> **Aim of the exercise**
Using the string "Rechercher" as the key, pull each matching line out of the records below.

> **Provided records**

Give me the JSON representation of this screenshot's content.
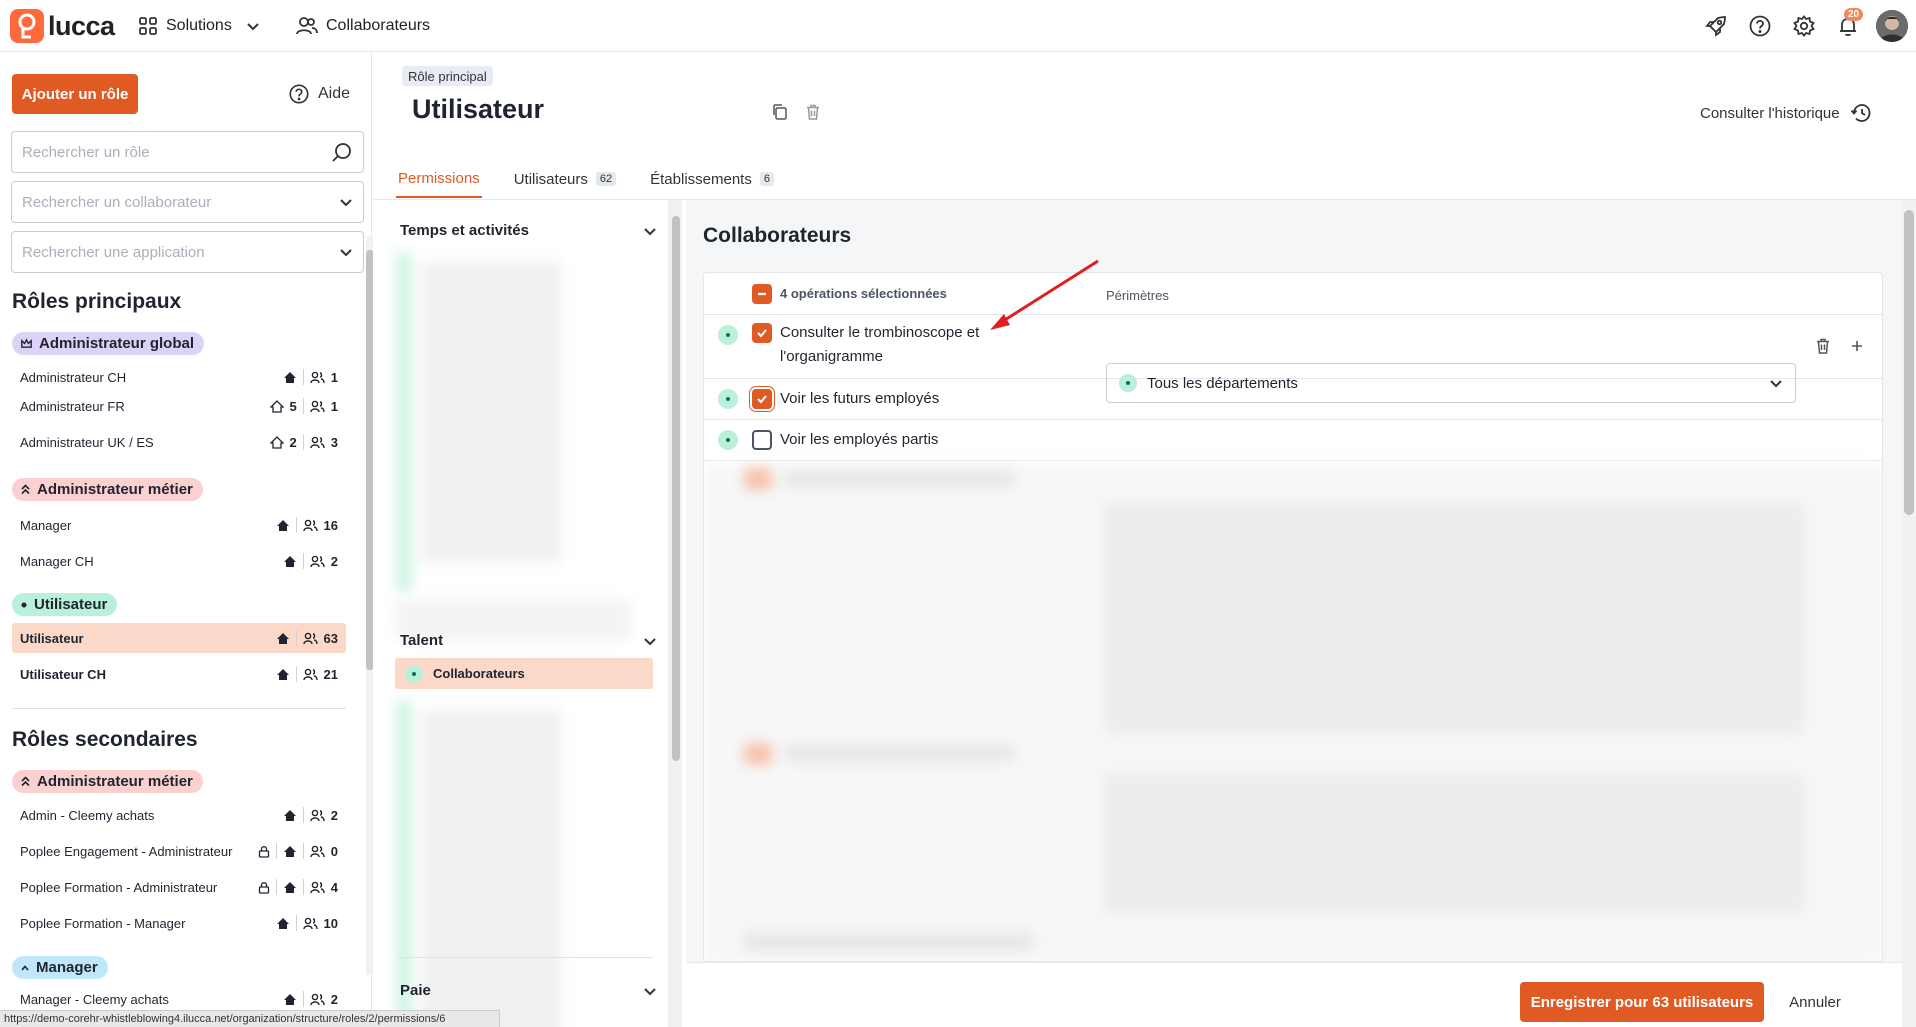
{
  "topbar": {
    "logo_text": "lucca",
    "solutions_label": "Solutions",
    "collaborateurs_label": "Collaborateurs",
    "notifications_count": "20",
    "accent_color": "#e05a24"
  },
  "sidebar": {
    "add_role_label": "Ajouter un rôle",
    "help_label": "Aide",
    "search_role_placeholder": "Rechercher un rôle",
    "search_collab_placeholder": "Rechercher un collaborateur",
    "search_app_placeholder": "Rechercher une application",
    "principal_title": "Rôles principaux",
    "secondary_title": "Rôles secondaires",
    "groups": {
      "admin_global": "Administrateur global",
      "admin_metier": "Administrateur métier",
      "utilisateur": "Utilisateur",
      "admin_metier_2": "Administrateur métier",
      "manager": "Manager"
    },
    "roles": [
      {
        "name": "Administrateur CH",
        "scope": "",
        "users": "1"
      },
      {
        "name": "Administrateur FR",
        "scope": "5",
        "users": "1"
      },
      {
        "name": "Administrateur UK / ES",
        "scope": "2",
        "users": "3"
      },
      {
        "name": "Manager",
        "scope": "",
        "users": "16"
      },
      {
        "name": "Manager CH",
        "scope": "",
        "users": "2"
      },
      {
        "name": "Utilisateur",
        "scope": "",
        "users": "63"
      },
      {
        "name": "Utilisateur CH",
        "scope": "",
        "users": "21"
      },
      {
        "name": "Admin - Cleemy achats",
        "scope": "",
        "users": "2"
      },
      {
        "name": "Poplee Engagement - Administrateur",
        "scope": "",
        "users": "0"
      },
      {
        "name": "Poplee Formation - Administrateur",
        "scope": "",
        "users": "4"
      },
      {
        "name": "Poplee Formation - Manager",
        "scope": "",
        "users": "10"
      },
      {
        "name": "Manager - Cleemy achats",
        "scope": "",
        "users": "2"
      }
    ]
  },
  "header": {
    "role_badge": "Rôle principal",
    "title": "Utilisateur",
    "history_label": "Consulter l'historique"
  },
  "tabs": [
    {
      "label": "Permissions",
      "count": ""
    },
    {
      "label": "Utilisateurs",
      "count": "62"
    },
    {
      "label": "Établissements",
      "count": "6"
    }
  ],
  "apps": {
    "group_temps": "Temps et activités",
    "group_talent": "Talent",
    "active_item": "Collaborateurs",
    "group_paie": "Paie"
  },
  "panel": {
    "title": "Collaborateurs",
    "selected_ops": "4 opérations sélectionnées",
    "perimetres_header": "Périmètres",
    "operations": [
      {
        "label": "Consulter le trombinoscope et l'organigramme",
        "checked": true
      },
      {
        "label": "Voir les futurs employés",
        "checked": true
      },
      {
        "label": "Voir les employés partis",
        "checked": false
      }
    ],
    "perimeter_value": "Tous les départements"
  },
  "footer": {
    "save_label": "Enregistrer pour 63 utilisateurs",
    "cancel_label": "Annuler"
  },
  "statusbar": {
    "url": "https://demo-corehr-whistleblowing4.ilucca.net/organization/structure/roles/2/permissions/6"
  }
}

> **Response box**
    "search_role_placeholder": "Rechercher un rôle",
    "search_collab_placeholder": "Rechercher un collaborateur",
    "search_app_placeholder": "Rechercher une application",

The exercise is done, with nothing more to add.